Page and application data records:
═══
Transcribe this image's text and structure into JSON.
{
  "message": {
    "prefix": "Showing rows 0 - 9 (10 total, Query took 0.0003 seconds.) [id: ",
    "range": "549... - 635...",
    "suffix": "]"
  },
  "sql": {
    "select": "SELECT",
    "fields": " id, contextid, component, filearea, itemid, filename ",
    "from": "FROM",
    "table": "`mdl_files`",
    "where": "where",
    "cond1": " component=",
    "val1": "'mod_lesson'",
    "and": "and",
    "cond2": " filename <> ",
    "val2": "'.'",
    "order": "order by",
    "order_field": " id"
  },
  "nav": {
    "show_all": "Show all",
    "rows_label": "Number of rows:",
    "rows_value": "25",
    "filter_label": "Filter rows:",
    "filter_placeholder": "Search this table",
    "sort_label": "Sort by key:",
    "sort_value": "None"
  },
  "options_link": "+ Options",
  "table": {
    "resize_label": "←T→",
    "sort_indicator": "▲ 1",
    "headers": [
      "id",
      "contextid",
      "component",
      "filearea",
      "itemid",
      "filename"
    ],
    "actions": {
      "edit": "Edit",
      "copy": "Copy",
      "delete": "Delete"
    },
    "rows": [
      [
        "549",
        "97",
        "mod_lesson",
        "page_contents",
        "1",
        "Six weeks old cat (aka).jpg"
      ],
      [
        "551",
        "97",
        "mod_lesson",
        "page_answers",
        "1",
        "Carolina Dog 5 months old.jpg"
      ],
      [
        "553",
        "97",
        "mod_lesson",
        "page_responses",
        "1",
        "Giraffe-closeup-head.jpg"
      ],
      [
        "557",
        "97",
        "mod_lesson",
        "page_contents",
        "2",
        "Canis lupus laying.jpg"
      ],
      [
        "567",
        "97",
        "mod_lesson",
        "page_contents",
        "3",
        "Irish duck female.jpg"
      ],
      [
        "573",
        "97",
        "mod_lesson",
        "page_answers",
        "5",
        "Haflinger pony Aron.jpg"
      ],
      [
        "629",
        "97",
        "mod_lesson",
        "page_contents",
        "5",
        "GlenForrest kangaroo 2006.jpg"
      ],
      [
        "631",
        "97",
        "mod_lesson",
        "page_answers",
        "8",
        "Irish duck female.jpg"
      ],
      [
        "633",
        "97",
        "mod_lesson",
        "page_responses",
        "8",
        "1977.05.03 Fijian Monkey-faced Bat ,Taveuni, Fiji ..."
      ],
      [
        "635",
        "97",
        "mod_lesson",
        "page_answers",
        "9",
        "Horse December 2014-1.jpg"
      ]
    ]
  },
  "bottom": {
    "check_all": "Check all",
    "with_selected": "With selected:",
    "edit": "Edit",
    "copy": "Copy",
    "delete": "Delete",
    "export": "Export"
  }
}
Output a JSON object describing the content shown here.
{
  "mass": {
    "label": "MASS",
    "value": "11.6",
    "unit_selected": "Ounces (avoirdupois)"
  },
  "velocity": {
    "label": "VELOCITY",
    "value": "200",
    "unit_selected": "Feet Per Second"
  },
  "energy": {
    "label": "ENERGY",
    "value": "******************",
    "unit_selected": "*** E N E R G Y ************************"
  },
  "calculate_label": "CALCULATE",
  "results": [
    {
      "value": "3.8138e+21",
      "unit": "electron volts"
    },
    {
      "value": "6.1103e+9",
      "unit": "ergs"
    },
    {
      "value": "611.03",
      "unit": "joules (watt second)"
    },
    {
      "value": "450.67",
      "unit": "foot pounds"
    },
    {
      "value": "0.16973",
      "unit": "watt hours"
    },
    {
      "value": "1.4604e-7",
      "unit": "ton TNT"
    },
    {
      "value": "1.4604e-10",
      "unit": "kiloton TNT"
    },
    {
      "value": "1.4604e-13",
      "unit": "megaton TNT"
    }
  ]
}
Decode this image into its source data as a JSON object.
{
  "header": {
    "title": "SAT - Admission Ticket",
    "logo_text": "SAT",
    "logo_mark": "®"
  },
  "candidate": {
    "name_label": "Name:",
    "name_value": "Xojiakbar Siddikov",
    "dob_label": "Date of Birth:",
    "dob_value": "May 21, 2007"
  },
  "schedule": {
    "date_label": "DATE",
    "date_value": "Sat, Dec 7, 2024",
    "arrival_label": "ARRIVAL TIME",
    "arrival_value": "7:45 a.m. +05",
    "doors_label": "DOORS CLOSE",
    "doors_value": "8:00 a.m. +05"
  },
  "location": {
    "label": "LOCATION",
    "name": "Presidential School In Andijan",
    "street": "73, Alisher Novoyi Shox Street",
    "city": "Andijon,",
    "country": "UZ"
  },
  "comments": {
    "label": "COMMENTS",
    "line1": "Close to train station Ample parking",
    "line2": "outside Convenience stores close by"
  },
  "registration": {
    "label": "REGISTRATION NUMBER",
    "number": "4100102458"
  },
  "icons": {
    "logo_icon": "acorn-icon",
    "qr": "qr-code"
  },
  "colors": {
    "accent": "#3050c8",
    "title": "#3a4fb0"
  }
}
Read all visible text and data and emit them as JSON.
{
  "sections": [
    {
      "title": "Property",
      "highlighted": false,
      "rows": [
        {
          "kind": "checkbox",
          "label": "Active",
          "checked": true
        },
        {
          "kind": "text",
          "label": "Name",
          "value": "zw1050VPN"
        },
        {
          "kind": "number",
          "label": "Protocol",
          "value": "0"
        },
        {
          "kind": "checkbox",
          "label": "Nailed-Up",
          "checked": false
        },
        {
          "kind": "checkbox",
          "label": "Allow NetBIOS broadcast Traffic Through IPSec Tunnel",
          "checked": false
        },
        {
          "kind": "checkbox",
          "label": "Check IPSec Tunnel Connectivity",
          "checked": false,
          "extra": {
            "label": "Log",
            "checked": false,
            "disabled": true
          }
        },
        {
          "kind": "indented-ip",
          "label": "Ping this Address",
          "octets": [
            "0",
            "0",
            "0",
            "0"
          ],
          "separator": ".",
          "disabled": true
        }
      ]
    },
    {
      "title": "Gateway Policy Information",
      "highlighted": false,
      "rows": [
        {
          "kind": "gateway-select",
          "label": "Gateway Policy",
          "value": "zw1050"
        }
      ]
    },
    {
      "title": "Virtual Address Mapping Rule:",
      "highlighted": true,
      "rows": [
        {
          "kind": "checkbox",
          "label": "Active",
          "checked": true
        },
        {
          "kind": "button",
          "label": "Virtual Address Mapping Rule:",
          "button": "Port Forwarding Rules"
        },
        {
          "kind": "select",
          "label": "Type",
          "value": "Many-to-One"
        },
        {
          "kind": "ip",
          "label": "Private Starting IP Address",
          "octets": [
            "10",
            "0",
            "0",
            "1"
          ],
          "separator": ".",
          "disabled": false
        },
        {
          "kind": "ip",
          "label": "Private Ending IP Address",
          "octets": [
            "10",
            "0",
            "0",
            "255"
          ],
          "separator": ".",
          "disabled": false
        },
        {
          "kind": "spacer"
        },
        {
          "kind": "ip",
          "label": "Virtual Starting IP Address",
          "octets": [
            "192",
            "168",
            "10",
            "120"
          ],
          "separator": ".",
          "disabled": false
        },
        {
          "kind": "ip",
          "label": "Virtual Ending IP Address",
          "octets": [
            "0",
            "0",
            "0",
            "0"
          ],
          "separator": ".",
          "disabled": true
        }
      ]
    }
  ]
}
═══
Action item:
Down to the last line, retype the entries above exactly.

Response:
Transcribe this image's text and structure into JSON.
{
  "message": {
    "prefix": "Showing rows 0 - 9 (10 total, Query took 0.0003 seconds.) [id: ",
    "range": "549... - 635...",
    "suffix": "]"
  },
  "sql": {
    "select": "SELECT",
    "fields": " id, contextid, component, filearea, itemid, filename ",
    "from": "FROM",
    "table": "`mdl_files`",
    "where": "where",
    "cond1": " component=",
    "val1": "'mod_lesson'",
    "and": "and",
    "cond2": " filename <> ",
    "val2": "'.'",
    "order": "order by",
    "order_field": " id"
  },
  "nav": {
    "show_all": "Show all",
    "rows_label": "Number of rows:",
    "rows_value": "25",
    "filter_label": "Filter rows:",
    "filter_placeholder": "Search this table",
    "sort_label": "Sort by key:",
    "sort_value": "None"
  },
  "options_link": "+ Options",
  "table": {
    "resize_label": "←T→",
    "sort_indicator": "▲ 1",
    "headers": [
      "id",
      "contextid",
      "component",
      "filearea",
      "itemid",
      "filename"
    ],
    "actions": {
      "edit": "Edit",
      "copy": "Copy",
      "delete": "Delete"
    },
    "rows": [
      [
        "549",
        "97",
        "mod_lesson",
        "page_contents",
        "1",
        "Six weeks old cat (aka).jpg"
      ],
      [
        "551",
        "97",
        "mod_lesson",
        "page_answers",
        "1",
        "Carolina Dog 5 months old.jpg"
      ],
      [
        "553",
        "97",
        "mod_lesson",
        "page_responses",
        "1",
        "Giraffe-closeup-head.jpg"
      ],
      [
        "557",
        "97",
        "mod_lesson",
        "page_contents",
        "2",
        "Canis lupus laying.jpg"
      ],
      [
        "567",
        "97",
        "mod_lesson",
        "page_contents",
        "3",
        "Irish duck female.jpg"
      ],
      [
        "573",
        "97",
        "mod_lesson",
        "page_answers",
        "5",
        "Haflinger pony Aron.jpg"
      ],
      [
        "629",
        "97",
        "mod_lesson",
        "page_contents",
        "5",
        "GlenForrest kangaroo 2006.jpg"
      ],
      [
        "631",
        "97",
        "mod_lesson",
        "page_answers",
        "8",
        "Irish duck female.jpg"
      ],
      [
        "633",
        "97",
        "mod_lesson",
        "page_responses",
        "8",
        "1977.05.03 Fijian Monkey-faced Bat ,Taveuni, Fiji ..."
      ],
      [
        "635",
        "97",
        "mod_lesson",
        "page_answers",
        "9",
        "Horse December 2014-1.jpg"
      ]
    ]
  },
  "bottom": {
    "check_all": "Check all",
    "with_selected": "With selected:",
    "edit": "Edit",
    "copy": "Copy",
    "delete": "Delete",
    "export": "Export"
  }
}
Output a JSON object describing the content shown here.
{
  "mass": {
    "label": "MASS",
    "value": "11.6",
    "unit_selected": "Ounces (avoirdupois)"
  },
  "velocity": {
    "label": "VELOCITY",
    "value": "200",
    "unit_selected": "Feet Per Second"
  },
  "energy": {
    "label": "ENERGY",
    "value": "******************",
    "unit_selected": "*** E N E R G Y ************************"
  },
  "calculate_label": "CALCULATE",
  "results": [
    {
      "value": "3.8138e+21",
      "unit": "electron volts"
    },
    {
      "value": "6.1103e+9",
      "unit": "ergs"
    },
    {
      "value": "611.03",
      "unit": "joules (watt second)"
    },
    {
      "value": "450.67",
      "unit": "foot pounds"
    },
    {
      "value": "0.16973",
      "unit": "watt hours"
    },
    {
      "value": "1.4604e-7",
      "unit": "ton TNT"
    },
    {
      "value": "1.4604e-10",
      "unit": "kiloton TNT"
    },
    {
      "value": "1.4604e-13",
      "unit": "megaton TNT"
    }
  ]
}
Decode this image into its source data as a JSON object.
{
  "header": {
    "title": "SAT - Admission Ticket",
    "logo_text": "SAT",
    "logo_mark": "®"
  },
  "candidate": {
    "name_label": "Name:",
    "name_value": "Xojiakbar Siddikov",
    "dob_label": "Date of Birth:",
    "dob_value": "May 21, 2007"
  },
  "schedule": {
    "date_label": "DATE",
    "date_value": "Sat, Dec 7, 2024",
    "arrival_label": "ARRIVAL TIME",
    "arrival_value": "7:45 a.m. +05",
    "doors_label": "DOORS CLOSE",
    "doors_value": "8:00 a.m. +05"
  },
  "location": {
    "label": "LOCATION",
    "name": "Presidential School In Andijan",
    "street": "73, Alisher Novoyi Shox Street",
    "city": "Andijon,",
    "country": "UZ"
  },
  "comments": {
    "label": "COMMENTS",
    "line1": "Close to train station Ample parking",
    "line2": "outside Convenience stores close by"
  },
  "registration": {
    "label": "REGISTRATION NUMBER",
    "number": "4100102458"
  },
  "icons": {
    "logo_icon": "acorn-icon",
    "qr": "qr-code"
  },
  "colors": {
    "accent": "#3050c8",
    "title": "#3a4fb0"
  }
}
Read all visible text and data and emit them as JSON.
{
  "sections": [
    {
      "title": "Property",
      "highlighted": false,
      "rows": [
        {
          "kind": "checkbox",
          "label": "Active",
          "checked": true
        },
        {
          "kind": "text",
          "label": "Name",
          "value": "zw1050VPN"
        },
        {
          "kind": "number",
          "label": "Protocol",
          "value": "0"
        },
        {
          "kind": "checkbox",
          "label": "Nailed-Up",
          "checked": false
        },
        {
          "kind": "checkbox",
          "label": "Allow NetBIOS broadcast Traffic Through IPSec Tunnel",
          "checked": false
        },
        {
          "kind": "checkbox",
          "label": "Check IPSec Tunnel Connectivity",
          "checked": false,
          "extra": {
            "label": "Log",
            "checked": false,
            "disabled": true
          }
        },
        {
          "kind": "indented-ip",
          "label": "Ping this Address",
          "octets": [
            "0",
            "0",
            "0",
            "0"
          ],
          "separator": ".",
          "disabled": true
        }
      ]
    },
    {
      "title": "Gateway Policy Information",
      "highlighted": false,
      "rows": [
        {
          "kind": "gateway-select",
          "label": "Gateway Policy",
          "value": "zw1050"
        }
      ]
    },
    {
      "title": "Virtual Address Mapping Rule:",
      "highlighted": true,
      "rows": [
        {
          "kind": "checkbox",
          "label": "Active",
          "checked": true
        },
        {
          "kind": "button",
          "label": "Virtual Address Mapping Rule:",
          "button": "Port Forwarding Rules"
        },
        {
          "kind": "select",
          "label": "Type",
          "value": "Many-to-One"
        },
        {
          "kind": "ip",
          "label": "Private Starting IP Address",
          "octets": [
            "10",
            "0",
            "0",
            "1"
          ],
          "separator": ".",
          "disabled": false
        },
        {
          "kind": "ip",
          "label": "Private Ending IP Address",
          "octets": [
            "10",
            "0",
            "0",
            "255"
          ],
          "separator": ".",
          "disabled": false
        },
        {
          "kind": "spacer"
        },
        {
          "kind": "ip",
          "label": "Virtual Starting IP Address",
          "octets": [
            "192",
            "168",
            "10",
            "120"
          ],
          "separator": ".",
          "disabled": false
        },
        {
          "kind": "ip",
          "label": "Virtual Ending IP Address",
          "octets": [
            "0",
            "0",
            "0",
            "0"
          ],
          "separator": ".",
          "disabled": true
        }
      ]
    }
  ]
}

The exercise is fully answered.